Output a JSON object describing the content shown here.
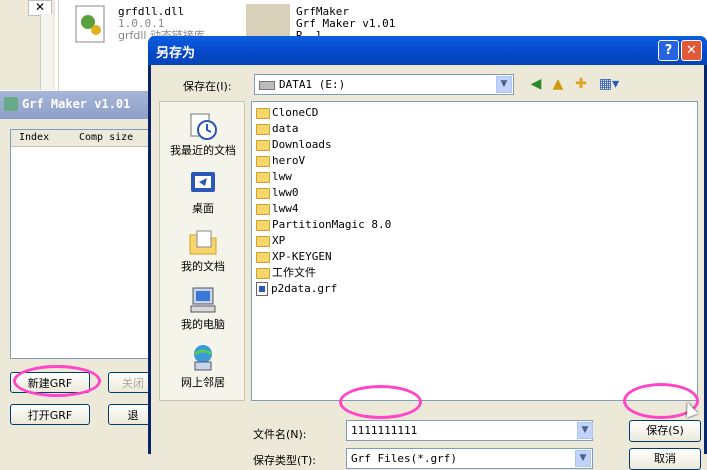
{
  "background": {
    "close_glyph": "✕",
    "files": [
      {
        "name": "grfdll.dll",
        "version": "1.0.0.1",
        "desc": "grfdll 动态链接库"
      },
      {
        "name": "GrfMaker",
        "version": "Grf Maker v1.01",
        "desc": "R..l"
      }
    ]
  },
  "grf_maker": {
    "title": "Grf Maker v1.01",
    "columns": [
      "Index",
      "Comp size"
    ],
    "buttons": {
      "new": "新建GRF",
      "close": "关闭",
      "open": "打开GRF",
      "exit": "退"
    }
  },
  "dialog": {
    "title": "另存为",
    "help_glyph": "?",
    "close_glyph": "✕",
    "save_in_label": "保存在(I):",
    "save_in_value": "DATA1 (E:)",
    "toolbar_icons": [
      "back-icon",
      "up-folder-icon",
      "new-folder-icon",
      "view-menu-icon"
    ],
    "places": [
      {
        "label": "我最近的文档",
        "icon": "recent-documents-icon"
      },
      {
        "label": "桌面",
        "icon": "desktop-icon"
      },
      {
        "label": "我的文档",
        "icon": "my-documents-icon"
      },
      {
        "label": "我的电脑",
        "icon": "my-computer-icon"
      },
      {
        "label": "网上邻居",
        "icon": "network-places-icon"
      }
    ],
    "items": [
      {
        "name": "CloneCD",
        "type": "folder"
      },
      {
        "name": "data",
        "type": "folder"
      },
      {
        "name": "Downloads",
        "type": "folder"
      },
      {
        "name": "heroV",
        "type": "folder"
      },
      {
        "name": "lww",
        "type": "folder"
      },
      {
        "name": "lww0",
        "type": "folder"
      },
      {
        "name": "lww4",
        "type": "folder"
      },
      {
        "name": "PartitionMagic 8.0",
        "type": "folder"
      },
      {
        "name": "XP",
        "type": "folder"
      },
      {
        "name": "XP-KEYGEN",
        "type": "folder"
      },
      {
        "name": "工作文件",
        "type": "folder"
      },
      {
        "name": "p2data.grf",
        "type": "grf-file"
      }
    ],
    "filename_label": "文件名(N):",
    "filename_value": "1111111111",
    "filetype_label": "保存类型(T):",
    "filetype_value": "Grf Files(*.grf)",
    "save_button": "保存(S)",
    "cancel_button": "取消"
  }
}
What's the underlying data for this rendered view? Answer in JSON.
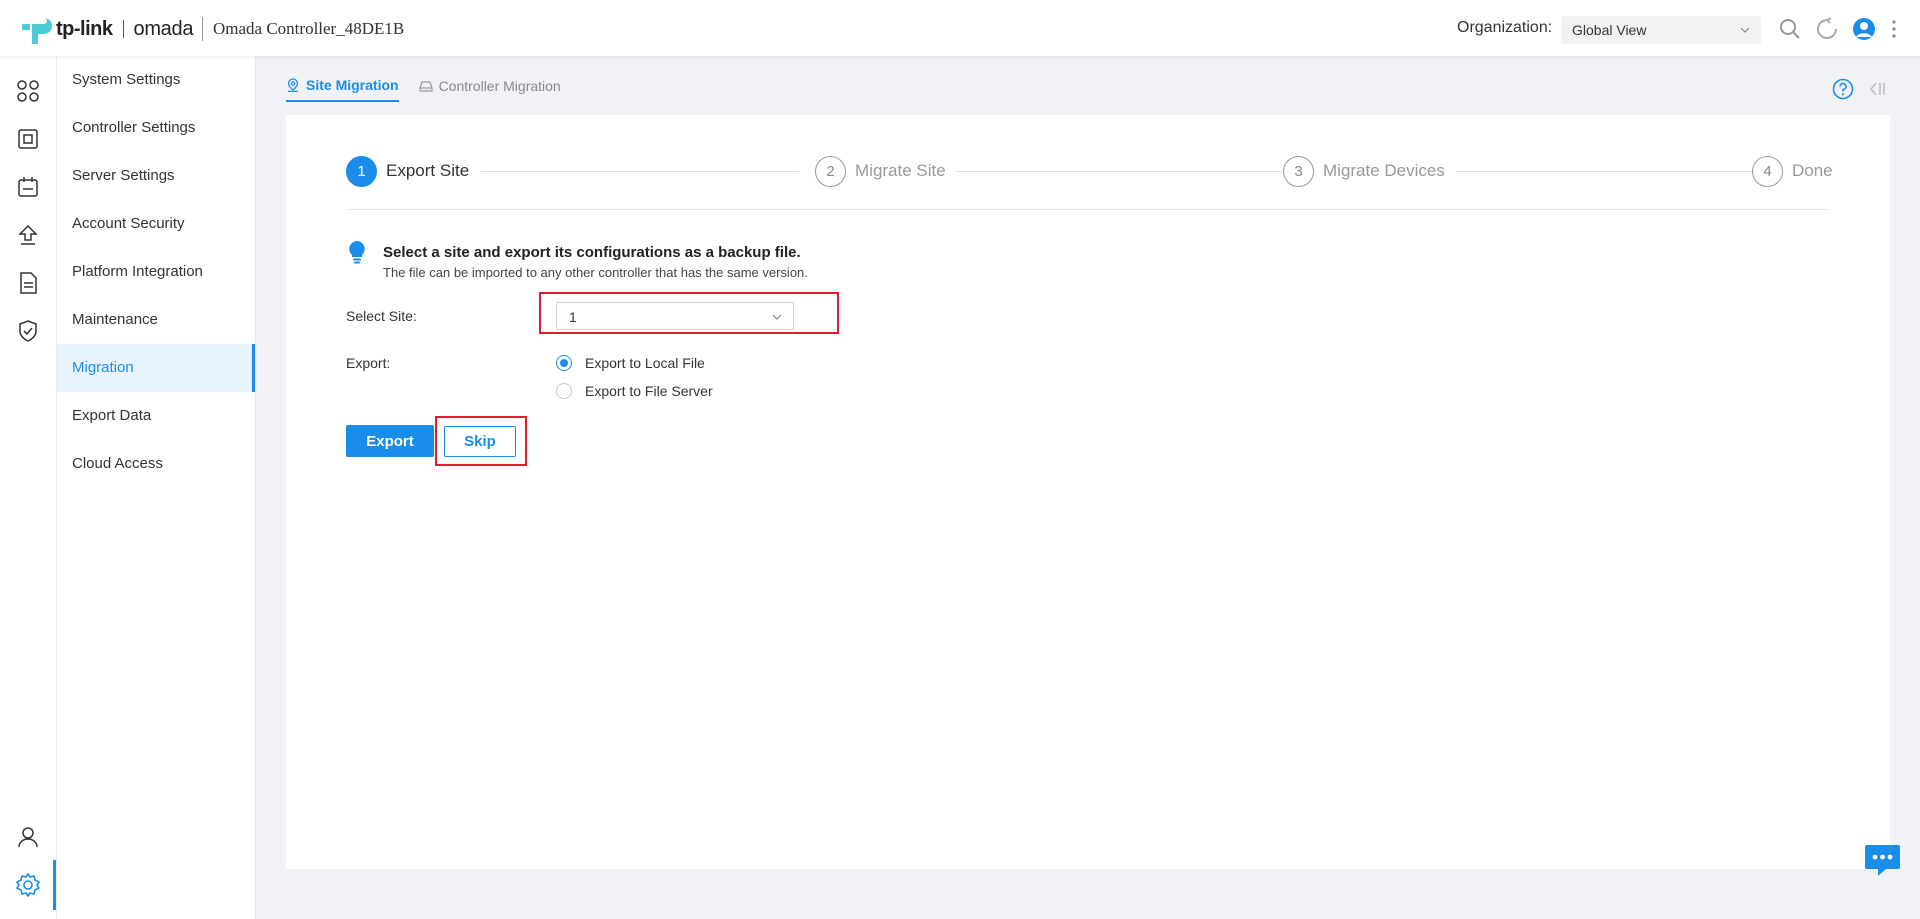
{
  "header": {
    "brand": "tp-link",
    "product": "omada",
    "app_title": "Omada Controller_48DE1B",
    "org_label": "Organization:",
    "org_value": "Global View"
  },
  "rail": {
    "icons": [
      "dashboard-icon",
      "devices-icon",
      "schedule-icon",
      "upgrade-icon",
      "logs-icon",
      "security-shield-icon",
      "user-icon",
      "settings-gear-icon"
    ],
    "active": "settings-gear-icon"
  },
  "menu": {
    "items": [
      {
        "label": "System Settings"
      },
      {
        "label": "Controller Settings"
      },
      {
        "label": "Server Settings"
      },
      {
        "label": "Account Security"
      },
      {
        "label": "Platform Integration"
      },
      {
        "label": "Maintenance"
      },
      {
        "label": "Migration"
      },
      {
        "label": "Export Data"
      },
      {
        "label": "Cloud Access"
      }
    ],
    "active": "Migration"
  },
  "tabs": [
    {
      "label": "Site Migration",
      "active": true
    },
    {
      "label": "Controller Migration",
      "active": false
    }
  ],
  "steps": [
    {
      "number": "1",
      "label": "Export Site",
      "current": true
    },
    {
      "number": "2",
      "label": "Migrate Site",
      "current": false
    },
    {
      "number": "3",
      "label": "Migrate Devices",
      "current": false
    },
    {
      "number": "4",
      "label": "Done",
      "current": false
    }
  ],
  "tip": {
    "title": "Select a site and export its configurations as a backup file.",
    "subtitle": "The file can be imported to any other controller that has the same version."
  },
  "form": {
    "select_site_label": "Select Site:",
    "select_site_value": "1",
    "export_label": "Export:",
    "export_options": [
      {
        "label": "Export to Local File",
        "checked": true
      },
      {
        "label": "Export to File Server",
        "checked": false
      }
    ]
  },
  "buttons": {
    "export": "Export",
    "skip": "Skip"
  },
  "colors": {
    "accent": "#1a8dea",
    "highlight": "#e41b2c",
    "brand_teal": "#4acbd6"
  }
}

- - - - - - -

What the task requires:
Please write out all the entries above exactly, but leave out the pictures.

Response area:
Output a JSON object describing the content shown here.
{
  "background": {
    "close_glyph": "✕",
    "files": [
      {
        "name": "grfdll.dll",
        "version": "1.0.0.1",
        "desc": "grfdll 动态链接库"
      },
      {
        "name": "GrfMaker",
        "version": "Grf Maker v1.01",
        "desc": "R..l"
      }
    ]
  },
  "grf_maker": {
    "title": "Grf Maker v1.01",
    "columns": [
      "Index",
      "Comp size"
    ],
    "buttons": {
      "new": "新建GRF",
      "close": "关闭",
      "open": "打开GRF",
      "exit": "退"
    }
  },
  "dialog": {
    "title": "另存为",
    "help_glyph": "?",
    "close_glyph": "✕",
    "save_in_label": "保存在(I):",
    "save_in_value": "DATA1 (E:)",
    "toolbar_icons": [
      "back-icon",
      "up-folder-icon",
      "new-folder-icon",
      "view-menu-icon"
    ],
    "places": [
      {
        "label": "我最近的文档",
        "icon": "recent-documents-icon"
      },
      {
        "label": "桌面",
        "icon": "desktop-icon"
      },
      {
        "label": "我的文档",
        "icon": "my-documents-icon"
      },
      {
        "label": "我的电脑",
        "icon": "my-computer-icon"
      },
      {
        "label": "网上邻居",
        "icon": "network-places-icon"
      }
    ],
    "items": [
      {
        "name": "CloneCD",
        "type": "folder"
      },
      {
        "name": "data",
        "type": "folder"
      },
      {
        "name": "Downloads",
        "type": "folder"
      },
      {
        "name": "heroV",
        "type": "folder"
      },
      {
        "name": "lww",
        "type": "folder"
      },
      {
        "name": "lww0",
        "type": "folder"
      },
      {
        "name": "lww4",
        "type": "folder"
      },
      {
        "name": "PartitionMagic 8.0",
        "type": "folder"
      },
      {
        "name": "XP",
        "type": "folder"
      },
      {
        "name": "XP-KEYGEN",
        "type": "folder"
      },
      {
        "name": "工作文件",
        "type": "folder"
      },
      {
        "name": "p2data.grf",
        "type": "grf-file"
      }
    ],
    "filename_label": "文件名(N):",
    "filename_value": "1111111111",
    "filetype_label": "保存类型(T):",
    "filetype_value": "Grf Files(*.grf)",
    "save_button": "保存(S)",
    "cancel_button": "取消"
  }
}
What's the underlying data for this rendered view? Answer in JSON.
{
  "header": {
    "brand": "tp-link",
    "product": "omada",
    "app_title": "Omada Controller_48DE1B",
    "org_label": "Organization:",
    "org_value": "Global View"
  },
  "rail": {
    "icons": [
      "dashboard-icon",
      "devices-icon",
      "schedule-icon",
      "upgrade-icon",
      "logs-icon",
      "security-shield-icon",
      "user-icon",
      "settings-gear-icon"
    ],
    "active": "settings-gear-icon"
  },
  "menu": {
    "items": [
      {
        "label": "System Settings"
      },
      {
        "label": "Controller Settings"
      },
      {
        "label": "Server Settings"
      },
      {
        "label": "Account Security"
      },
      {
        "label": "Platform Integration"
      },
      {
        "label": "Maintenance"
      },
      {
        "label": "Migration"
      },
      {
        "label": "Export Data"
      },
      {
        "label": "Cloud Access"
      }
    ],
    "active": "Migration"
  },
  "tabs": [
    {
      "label": "Site Migration",
      "active": true
    },
    {
      "label": "Controller Migration",
      "active": false
    }
  ],
  "steps": [
    {
      "number": "1",
      "label": "Export Site",
      "current": true
    },
    {
      "number": "2",
      "label": "Migrate Site",
      "current": false
    },
    {
      "number": "3",
      "label": "Migrate Devices",
      "current": false
    },
    {
      "number": "4",
      "label": "Done",
      "current": false
    }
  ],
  "tip": {
    "title": "Select a site and export its configurations as a backup file.",
    "subtitle": "The file can be imported to any other controller that has the same version."
  },
  "form": {
    "select_site_label": "Select Site:",
    "select_site_value": "1",
    "export_label": "Export:",
    "export_options": [
      {
        "label": "Export to Local File",
        "checked": true
      },
      {
        "label": "Export to File Server",
        "checked": false
      }
    ]
  },
  "buttons": {
    "export": "Export",
    "skip": "Skip"
  },
  "colors": {
    "accent": "#1a8dea",
    "highlight": "#e41b2c",
    "brand_teal": "#4acbd6"
  }
}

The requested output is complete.